“When I was a kid, I used to walk to school three miles, in the snow, barefoot, uphill, both ways!” – the old adage used to minimize the challenges of young people and yearn for a nostalgia gone by. When I was young, I heard multiple versions of this story from adults around me. Like a broken record or playlist mistakenly on repeat, each time I heard it I remember thinking to myself, “Is it really that different?”.
I share this with you because lately, I have found myself making similar comparisons between Berwick students’ education and my own experiences growing up. I imagine this is an occupational hazard of employment in a school or a sign of my own advancing in years – hopefully the former rather than the latter.
I have to admit my vague recollection of high school history classes included hardcover textbooks, biographies of political leaders on transparencies, having to quickly recall major events and dates, and notetaking off the chalkboard with only the sight of the teachers back for almost the entirety of class, “Bueller…Bueller...Bueller.”
As a number of folks may know, I have had the good fortune of co-teaching an Upper School history elective with my friend and colleague from the department, Lucy Pollard. Mind you, I loosely use the term “co-teaching” as she is clearly the “brains” behind the operation.
The class, SOCIAL CHANGE IN AMERICA: Identity and Social Change Movements in America 1900 – Today, explores how different identity markers such as race, religion, class, gender, sexual orientation, etc., divide and have divided society, shaping the course of American history. Students are examining corresponding social change movements that have attempted to diminish these divides and empower oppressed groups. They are learning and practicing the skills needed to launch successful advocacy campaigns.

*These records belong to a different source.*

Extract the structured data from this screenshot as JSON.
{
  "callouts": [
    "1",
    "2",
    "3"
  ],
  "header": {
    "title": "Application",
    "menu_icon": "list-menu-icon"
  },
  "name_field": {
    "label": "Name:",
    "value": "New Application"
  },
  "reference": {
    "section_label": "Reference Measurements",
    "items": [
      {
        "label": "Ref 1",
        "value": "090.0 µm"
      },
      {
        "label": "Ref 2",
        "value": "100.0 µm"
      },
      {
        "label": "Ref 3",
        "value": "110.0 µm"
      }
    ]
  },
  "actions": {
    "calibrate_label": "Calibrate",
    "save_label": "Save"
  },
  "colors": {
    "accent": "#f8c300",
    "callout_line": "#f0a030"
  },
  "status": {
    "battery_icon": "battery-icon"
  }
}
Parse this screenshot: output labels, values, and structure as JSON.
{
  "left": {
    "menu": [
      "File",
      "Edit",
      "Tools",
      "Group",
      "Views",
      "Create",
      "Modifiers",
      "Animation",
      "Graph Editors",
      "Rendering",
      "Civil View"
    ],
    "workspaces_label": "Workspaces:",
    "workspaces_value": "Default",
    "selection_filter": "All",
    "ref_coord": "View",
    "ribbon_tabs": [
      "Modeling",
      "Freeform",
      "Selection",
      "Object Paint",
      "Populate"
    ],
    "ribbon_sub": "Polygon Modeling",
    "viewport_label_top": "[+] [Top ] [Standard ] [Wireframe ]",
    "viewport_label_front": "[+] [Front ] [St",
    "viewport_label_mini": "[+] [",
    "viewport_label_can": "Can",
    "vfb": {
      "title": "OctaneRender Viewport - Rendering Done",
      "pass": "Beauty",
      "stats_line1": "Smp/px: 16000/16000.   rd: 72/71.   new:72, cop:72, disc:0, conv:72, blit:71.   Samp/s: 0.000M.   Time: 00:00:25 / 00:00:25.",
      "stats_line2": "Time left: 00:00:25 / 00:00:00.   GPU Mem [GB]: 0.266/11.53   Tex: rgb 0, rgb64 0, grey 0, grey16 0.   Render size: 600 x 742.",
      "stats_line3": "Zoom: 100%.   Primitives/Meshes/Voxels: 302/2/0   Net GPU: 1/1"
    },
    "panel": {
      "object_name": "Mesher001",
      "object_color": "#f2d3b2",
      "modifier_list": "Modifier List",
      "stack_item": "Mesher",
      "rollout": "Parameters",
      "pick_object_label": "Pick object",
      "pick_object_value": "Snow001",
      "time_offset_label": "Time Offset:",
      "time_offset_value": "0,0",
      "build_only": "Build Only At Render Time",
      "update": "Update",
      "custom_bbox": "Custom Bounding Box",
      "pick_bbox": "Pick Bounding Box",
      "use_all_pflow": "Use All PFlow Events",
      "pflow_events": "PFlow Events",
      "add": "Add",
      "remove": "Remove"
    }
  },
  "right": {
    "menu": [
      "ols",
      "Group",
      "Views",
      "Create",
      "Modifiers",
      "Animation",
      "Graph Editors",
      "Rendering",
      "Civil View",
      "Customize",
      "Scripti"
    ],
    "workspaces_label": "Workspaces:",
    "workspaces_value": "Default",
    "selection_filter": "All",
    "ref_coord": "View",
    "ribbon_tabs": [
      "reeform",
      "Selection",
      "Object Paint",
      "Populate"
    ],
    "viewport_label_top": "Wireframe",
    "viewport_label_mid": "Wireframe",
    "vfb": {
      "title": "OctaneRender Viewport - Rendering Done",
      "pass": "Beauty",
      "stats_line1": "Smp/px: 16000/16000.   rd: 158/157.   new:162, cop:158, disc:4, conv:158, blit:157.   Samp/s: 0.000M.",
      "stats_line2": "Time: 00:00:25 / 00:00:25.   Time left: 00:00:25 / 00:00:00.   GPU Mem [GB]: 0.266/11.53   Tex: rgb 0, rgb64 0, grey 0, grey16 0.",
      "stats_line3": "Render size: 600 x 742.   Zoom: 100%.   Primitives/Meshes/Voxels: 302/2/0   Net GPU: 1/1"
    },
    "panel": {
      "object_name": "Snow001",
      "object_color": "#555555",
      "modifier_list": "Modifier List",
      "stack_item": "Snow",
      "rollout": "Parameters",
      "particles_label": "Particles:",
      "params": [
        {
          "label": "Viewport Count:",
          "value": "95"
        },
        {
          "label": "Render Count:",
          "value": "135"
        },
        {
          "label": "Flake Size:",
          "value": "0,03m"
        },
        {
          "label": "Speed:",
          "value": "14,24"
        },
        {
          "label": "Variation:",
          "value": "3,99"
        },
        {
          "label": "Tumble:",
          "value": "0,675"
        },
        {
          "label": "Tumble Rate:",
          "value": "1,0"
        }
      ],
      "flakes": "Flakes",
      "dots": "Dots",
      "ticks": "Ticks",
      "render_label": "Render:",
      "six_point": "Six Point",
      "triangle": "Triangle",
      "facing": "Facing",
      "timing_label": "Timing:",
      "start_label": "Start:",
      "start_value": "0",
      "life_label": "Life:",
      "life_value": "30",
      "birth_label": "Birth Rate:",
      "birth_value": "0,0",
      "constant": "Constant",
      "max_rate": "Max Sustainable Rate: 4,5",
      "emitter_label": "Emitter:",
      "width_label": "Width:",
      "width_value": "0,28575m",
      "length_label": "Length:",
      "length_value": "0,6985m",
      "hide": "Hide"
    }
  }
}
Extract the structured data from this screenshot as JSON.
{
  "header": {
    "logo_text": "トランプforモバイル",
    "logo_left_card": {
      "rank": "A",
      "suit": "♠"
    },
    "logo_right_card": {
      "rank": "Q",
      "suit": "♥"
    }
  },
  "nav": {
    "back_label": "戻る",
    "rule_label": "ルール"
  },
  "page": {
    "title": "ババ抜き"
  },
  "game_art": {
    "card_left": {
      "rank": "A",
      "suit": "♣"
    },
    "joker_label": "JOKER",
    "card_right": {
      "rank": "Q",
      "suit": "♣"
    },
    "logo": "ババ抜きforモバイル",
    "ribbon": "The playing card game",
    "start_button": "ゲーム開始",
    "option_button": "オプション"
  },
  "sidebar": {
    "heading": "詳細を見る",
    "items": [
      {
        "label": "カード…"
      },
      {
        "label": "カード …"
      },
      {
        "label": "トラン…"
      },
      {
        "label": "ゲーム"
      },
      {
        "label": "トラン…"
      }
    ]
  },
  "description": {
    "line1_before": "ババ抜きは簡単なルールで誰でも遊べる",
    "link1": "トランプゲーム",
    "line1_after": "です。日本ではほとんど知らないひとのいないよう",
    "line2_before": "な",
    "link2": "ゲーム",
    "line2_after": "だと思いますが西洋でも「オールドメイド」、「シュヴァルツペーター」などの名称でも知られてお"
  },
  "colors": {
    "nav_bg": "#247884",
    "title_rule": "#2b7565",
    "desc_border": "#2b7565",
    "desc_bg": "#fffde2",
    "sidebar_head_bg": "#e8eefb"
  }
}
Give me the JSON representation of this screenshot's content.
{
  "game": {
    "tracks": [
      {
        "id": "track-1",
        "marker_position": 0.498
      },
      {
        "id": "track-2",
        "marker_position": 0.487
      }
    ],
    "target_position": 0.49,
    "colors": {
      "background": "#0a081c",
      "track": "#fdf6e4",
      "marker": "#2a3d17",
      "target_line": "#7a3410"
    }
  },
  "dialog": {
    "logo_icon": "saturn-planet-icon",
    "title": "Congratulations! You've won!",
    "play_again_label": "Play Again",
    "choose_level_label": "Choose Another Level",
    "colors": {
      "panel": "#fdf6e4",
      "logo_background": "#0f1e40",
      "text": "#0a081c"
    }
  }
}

Topics covered include the Chinese Exclusion Act of 1882, ACT UP (the AIDS Coalition to Unleash Power) and their work to raise consciousness on HIV and AIDS in the 80s and 90s, social movements focusing on coal mining in Appalachia, and the opioid crisis which has captured our nation’s attention as of late.
Each topic came with informational slide decks, documentaries, and assignments/group projects meant to deepen the learning of each topic. It was truly fascinating to see students’ reactions to the original rendition of the song “Seasons of Love” from the Broadway musical Rent – I imagine for some, their first exposure to the hit song may have been its reprisal on Glee.
Most recently after an exploration of the history of the opioid crisis and its national, as well as local impact here in New England, students created policy memos meant to be sent to policy makers that advocated for an intervention of their choice. Students directed this phase of learning by researching everything from border security, drug prevention and intervention, and ways that physicians and pharmaceuticals can make a difference.
We are currently in the final assignment where we’ve asked students to choose a contemporary social movement, evaluate it based on in-class criteria, and create a plan of action to raise awareness and create movement amongst their peers at Berwick. Students have selected topics ranging from gun control, school safety, female representation in STEM fields, head injuries in athletics, and decreased screen time. Each student will submit their research, hand in a memo detailing their plan of action, and orally present their material before the class.
As we approach the end of the trimester, Lucy and I will certainly be reviewing and refining the scope and sequence of the class and will undoubtedly make changes based on observations and student feedback. I have learned a great deal from my co-teacher, but also quite a bit from the students of the class due to their meaningful choices on research and project topics.
So yes, today’s classroom can really be that different; a mutual learning environment less fixated on content and more so on skills and where the focus of the classroom may shift frequently based on student curiosity – certainly not my father’s classroom, nor was it mine.